In turbulent times, however, it's easy to forget that two-thirds of the UAE's GDP now comes from non-oil sectors, mostly from Dubai. In addition to diversifying revenue sources, the emirate has consistently worked on enhancing the quality of life, be it through new transportation systems, retail facilities or green areas.
As 2014 drew to an end, we saw the highly anticipated 14km Jumeirah Corniche open for public, and the City Walk development with its 1.3km promenade thrive with visitors and shoppers.
By 2018, we should see the unveiling of the Bluewaters Island in Jumeirah Beach Residence — set to accommodate the world's largest Ferris wheel — and Dubailand's IMG Worlds of Adventure, which will span 1.5 million sq ft and has been dubbed the world's largest indoor theme park.

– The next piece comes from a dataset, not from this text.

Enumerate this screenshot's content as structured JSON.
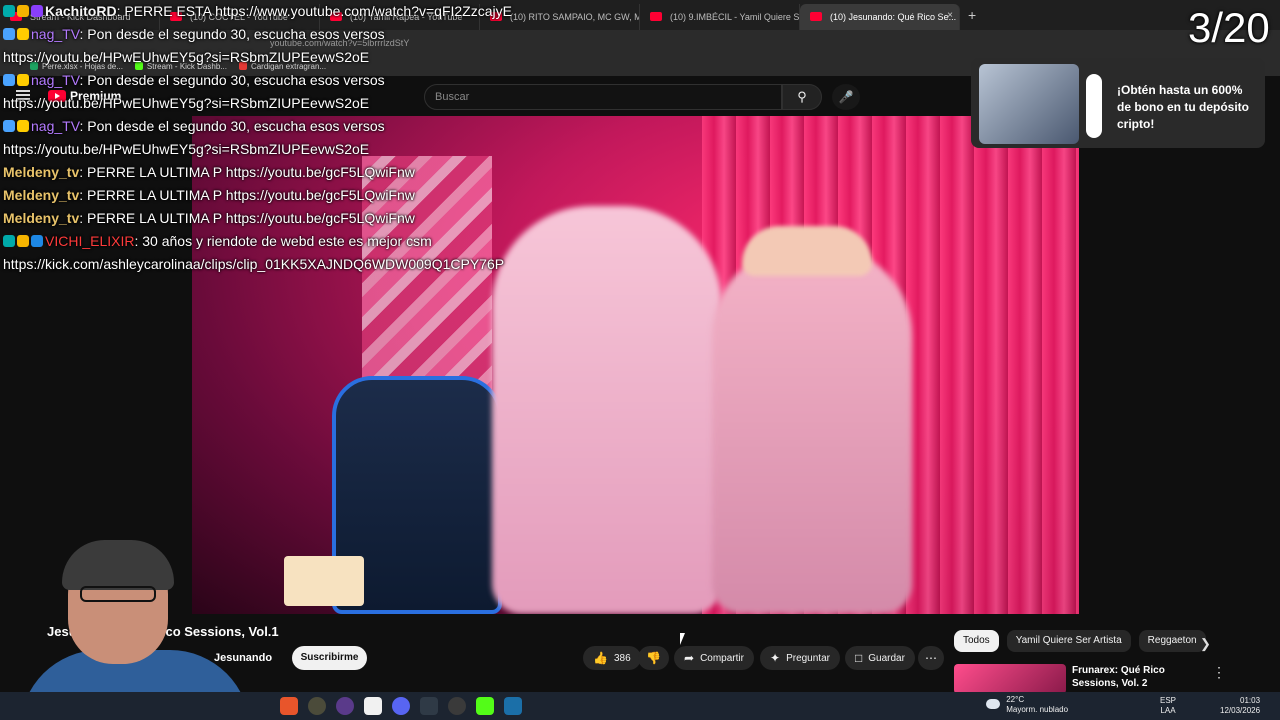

And let's not forget the Dubai Water Canal that will cut through Shaikh Zayed Road from Business Bay and into Jumeirah, transforming all surrounding areas. We can also look forward to the 1,200km Etihad Rail project, now targeting completion by 2020, which will connect Dubai to Abu Dhabi, as well as link the UAE to the Saudi and Omani borders.
Within the city, the Dubai Metro's newly approved Route 2020 will extend the Red Line to the World Expo 2020 site, boosting sales and rentals in communities served by the new route, including Discovery Gardens, Al Furjan, Jumeirah Golf Estate and Dubai Investments Park (DIP). It will serve more than 240,000 residents.
Speaking of DIP, which itself contains a number of residential communities, the development is undergoing a major expansion that will see more than 1,150 residential units added by 2018. We already know that the supply of new residential properties, estimated at about 22,000 units by the end of the year, could have a deflationary impact on sales and rental.
Should we be worried? Probably not, as the picture will be drastically changed by 2020, when Dubai's urban population is forecast to grow by 50 per cent to reach 3.4 million, and when 20 million tourists are anticipated to visit the city annually.
Oversupply or shortfall?
These numbers are far from being overambitious — the emirate's population has already expanded by 50 per cent since 2009, while Dubai International Airport recently surpassed Heathrow as the world's busiest airport. In fact, we wouldn't be surprised if there was a housing shortfall by 2020, which would explain the rush in the real estate market.
Ultimately, what differentiates the current batch of projects from that of 2008 is the Expo 2020. Indeed, with the global spotlight now shining on Dubai, the emirate cannot afford delays to any projects.
Positive pressure has led to unprecedented momentum at government level, which, together with the ongoing drive to protect the real estate market, reassures us of the bright outlook we are hoping for.
Source: Niraj Masand, Special to Property Weekly
The writer is Director at Banke International Properties, a boutique real estate brokerage based in Dubai. With extensive and broad experience in the industry, Masand has worked for some of the most prestigious real estate companies and developers in the emirate